Darnell, amazingly just twenty years old at this point, seems to fully grasp this because every word sung is delivered with just enough restraint to get you to feel his emotions threatening to break free without having to break DOWN to do it.

Can’t Stand This Misery
Which is why it’s a shame the song itself, as well as the band, can’t match him in their duties.

Lost My Baby is yet another tale of being dumped. By now the lonely hearts club in rock ‘n’ roll must have a six month waiting list to get in on a Friday night because everybody this side of notorious ladies man Wynonie Harris has at one time or another come home to find his bags packed on the front lawn and the lock on the door changed.

So for that reason alone we’re running out of any new insight or interesting details yet to be examined in this predicament. We’re also a few years away from getting an influx of songwriters in rock who prided themselves in creative wordplay and coming up with clever and uniquely memorable lines that could stand on their own. As a result this one treads much of the same ground of the last few dozen Girl Dumps Boy themed songs.

Darnell sells it as much as he possibly can, getting you to overlook its simplicity the first or second time around, but the more you focus on the lyrics the more you realize that this is about as basic a play by play recitation of a breakup as could be found. Shallow and transparent.

Musically it doesn’t elevate things too much either, even though Paul Gayten’s crew don’t do anything to really trip it up either. As with For You My Love on the top side there’s a few too many higher horns for our liking, giving it a somewhat dated feel which is surely exacerbated by the dirge like pacing it requires. Gayten himself on piano, and Jack Scott on guitar are largely in superfluous supporting roles as the horns blare intermittently. There’s no chance for the rhythm section to establish the bottom because, well, because there’s no rhythm to be found and so the drums and bass, while rumored to be in the room, might as well be depicted by just a painting hanging on the wall for all they get to contribute.
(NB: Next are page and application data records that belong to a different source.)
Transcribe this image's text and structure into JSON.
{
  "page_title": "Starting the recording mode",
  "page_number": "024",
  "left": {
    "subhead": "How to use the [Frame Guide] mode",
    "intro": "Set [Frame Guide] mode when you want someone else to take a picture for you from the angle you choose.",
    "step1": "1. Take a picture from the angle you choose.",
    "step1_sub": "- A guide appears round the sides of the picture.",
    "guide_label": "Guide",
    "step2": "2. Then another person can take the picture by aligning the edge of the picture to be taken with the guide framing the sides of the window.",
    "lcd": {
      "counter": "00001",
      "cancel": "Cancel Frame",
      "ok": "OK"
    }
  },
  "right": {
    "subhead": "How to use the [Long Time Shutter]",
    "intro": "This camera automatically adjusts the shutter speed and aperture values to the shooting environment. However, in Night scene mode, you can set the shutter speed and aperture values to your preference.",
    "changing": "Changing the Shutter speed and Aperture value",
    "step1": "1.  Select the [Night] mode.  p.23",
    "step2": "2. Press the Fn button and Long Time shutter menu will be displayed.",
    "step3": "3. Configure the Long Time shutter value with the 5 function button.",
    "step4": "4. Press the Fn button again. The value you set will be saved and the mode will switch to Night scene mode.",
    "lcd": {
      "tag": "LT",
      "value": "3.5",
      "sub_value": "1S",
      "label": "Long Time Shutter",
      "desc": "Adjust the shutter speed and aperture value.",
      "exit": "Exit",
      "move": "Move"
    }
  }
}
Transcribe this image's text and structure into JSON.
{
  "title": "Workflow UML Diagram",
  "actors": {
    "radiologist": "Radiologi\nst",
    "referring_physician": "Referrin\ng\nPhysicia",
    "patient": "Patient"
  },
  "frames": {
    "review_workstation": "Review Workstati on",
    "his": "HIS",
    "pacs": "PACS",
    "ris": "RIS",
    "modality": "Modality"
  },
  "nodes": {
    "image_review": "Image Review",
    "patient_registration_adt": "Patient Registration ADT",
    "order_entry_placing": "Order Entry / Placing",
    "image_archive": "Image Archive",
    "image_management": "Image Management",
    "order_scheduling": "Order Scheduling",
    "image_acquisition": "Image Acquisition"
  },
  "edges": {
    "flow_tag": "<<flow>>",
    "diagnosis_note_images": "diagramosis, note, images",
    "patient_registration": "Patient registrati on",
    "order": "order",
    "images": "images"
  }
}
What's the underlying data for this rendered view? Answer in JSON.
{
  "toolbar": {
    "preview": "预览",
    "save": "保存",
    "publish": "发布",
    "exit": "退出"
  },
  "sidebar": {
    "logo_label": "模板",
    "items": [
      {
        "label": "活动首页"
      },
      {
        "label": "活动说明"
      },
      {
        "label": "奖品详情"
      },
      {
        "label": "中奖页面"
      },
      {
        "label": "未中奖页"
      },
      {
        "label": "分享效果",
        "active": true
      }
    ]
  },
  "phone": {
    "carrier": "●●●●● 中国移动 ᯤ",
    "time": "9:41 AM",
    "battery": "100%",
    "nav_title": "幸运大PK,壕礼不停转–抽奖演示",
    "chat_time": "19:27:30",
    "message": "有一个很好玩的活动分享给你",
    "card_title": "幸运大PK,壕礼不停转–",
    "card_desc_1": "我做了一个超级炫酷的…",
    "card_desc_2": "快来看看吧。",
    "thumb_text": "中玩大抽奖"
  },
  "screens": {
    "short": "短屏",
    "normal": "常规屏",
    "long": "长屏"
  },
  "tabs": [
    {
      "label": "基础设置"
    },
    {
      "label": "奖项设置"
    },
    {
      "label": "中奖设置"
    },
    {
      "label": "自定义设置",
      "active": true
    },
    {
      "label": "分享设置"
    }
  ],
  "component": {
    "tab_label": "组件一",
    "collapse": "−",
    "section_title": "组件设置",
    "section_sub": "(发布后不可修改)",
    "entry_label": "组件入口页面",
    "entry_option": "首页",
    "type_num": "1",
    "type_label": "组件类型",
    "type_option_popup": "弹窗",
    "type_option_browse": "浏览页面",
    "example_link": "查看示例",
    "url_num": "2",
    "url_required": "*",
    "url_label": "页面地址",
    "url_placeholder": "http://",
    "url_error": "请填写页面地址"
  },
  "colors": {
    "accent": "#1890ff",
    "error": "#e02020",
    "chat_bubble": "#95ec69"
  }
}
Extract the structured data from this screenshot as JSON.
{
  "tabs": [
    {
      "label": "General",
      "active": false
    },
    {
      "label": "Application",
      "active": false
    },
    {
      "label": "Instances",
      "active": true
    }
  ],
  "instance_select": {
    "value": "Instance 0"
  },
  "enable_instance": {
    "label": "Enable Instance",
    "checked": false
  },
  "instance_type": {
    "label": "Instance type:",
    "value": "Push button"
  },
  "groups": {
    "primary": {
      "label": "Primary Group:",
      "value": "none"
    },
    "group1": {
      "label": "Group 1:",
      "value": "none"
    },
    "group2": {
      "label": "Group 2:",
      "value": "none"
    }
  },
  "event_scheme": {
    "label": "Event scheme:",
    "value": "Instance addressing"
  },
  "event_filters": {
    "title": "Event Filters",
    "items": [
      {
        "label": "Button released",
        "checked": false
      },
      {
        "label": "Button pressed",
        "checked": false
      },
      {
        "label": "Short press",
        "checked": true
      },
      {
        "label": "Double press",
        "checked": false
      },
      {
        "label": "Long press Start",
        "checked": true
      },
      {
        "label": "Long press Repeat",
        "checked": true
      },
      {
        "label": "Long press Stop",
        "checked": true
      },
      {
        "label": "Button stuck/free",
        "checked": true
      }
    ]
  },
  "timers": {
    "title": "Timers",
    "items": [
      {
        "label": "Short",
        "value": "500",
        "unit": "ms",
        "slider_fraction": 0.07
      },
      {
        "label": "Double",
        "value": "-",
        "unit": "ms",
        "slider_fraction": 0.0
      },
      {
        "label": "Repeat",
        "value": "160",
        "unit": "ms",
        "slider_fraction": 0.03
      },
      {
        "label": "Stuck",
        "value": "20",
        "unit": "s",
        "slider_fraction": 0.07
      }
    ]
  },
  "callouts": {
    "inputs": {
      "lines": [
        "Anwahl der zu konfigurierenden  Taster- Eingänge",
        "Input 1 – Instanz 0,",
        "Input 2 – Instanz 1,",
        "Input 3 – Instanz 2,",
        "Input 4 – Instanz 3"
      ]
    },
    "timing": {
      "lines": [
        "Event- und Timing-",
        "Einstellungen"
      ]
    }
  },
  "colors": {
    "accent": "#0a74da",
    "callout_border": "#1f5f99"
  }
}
Luckily no one bothered to tell Lee Allen that HE wasn’t needed on this session because the budding tenor sax legend delivers the most rousing aspect of the record with a mid-song solo, apparently prompted by the squawking of the trumpet and alto sax, as it sounds as if somebody jabbed Allen in the backside with a stickpin as he lets out an elongated roar – half squeal, half muted honk – that injects some life into it but that’s still not enough.

Everything falls back on Darnell and he does all he can to convince you this is far better than it really is – that thrilling closing note he leaves us with makes arguably the strongest case yet as to the breadth of his vocal ability – but for once that vocal ability alone isn’t quite enough to win us completely over.

Used To Treat Me Sweet And Kind
What’s so frustrating is how nobody here, save the singer himself, had any aspirations beyond simply making this serviceable. We always can forgive a flawed performance more easily than limited goals because a good effort by all involved should be the one standard everybody can reach.

Ultimately a singer is just one part of the final product, maybe the most important depending on how you look at it things, but not so much that he overwhelms the need for other parts to be reasonably well-executed. If we let ourselves get carried away by Darnell’s performance we risk over-crediting one aspect of a record that otherwise falls short on two other very important aspects, but if we focus inordinately on the relative failures of those two areas without letting ourselves be swayed by the centerpiece of the entire performance then we miss the boat in another way.

Larry Darnell has nothing to apologize for with Lost My Baby, he’s as good as we could hope for considering what he has to work with, but if we’re going to be overly generous and hand out extra points for this type of singing prowess alone then we’ll wait and give them to Andrew Tibbs for showing how this could be done in the first place.


(Visit the Artist page of Larry Darnell for the complete archive of his records reviewed to date)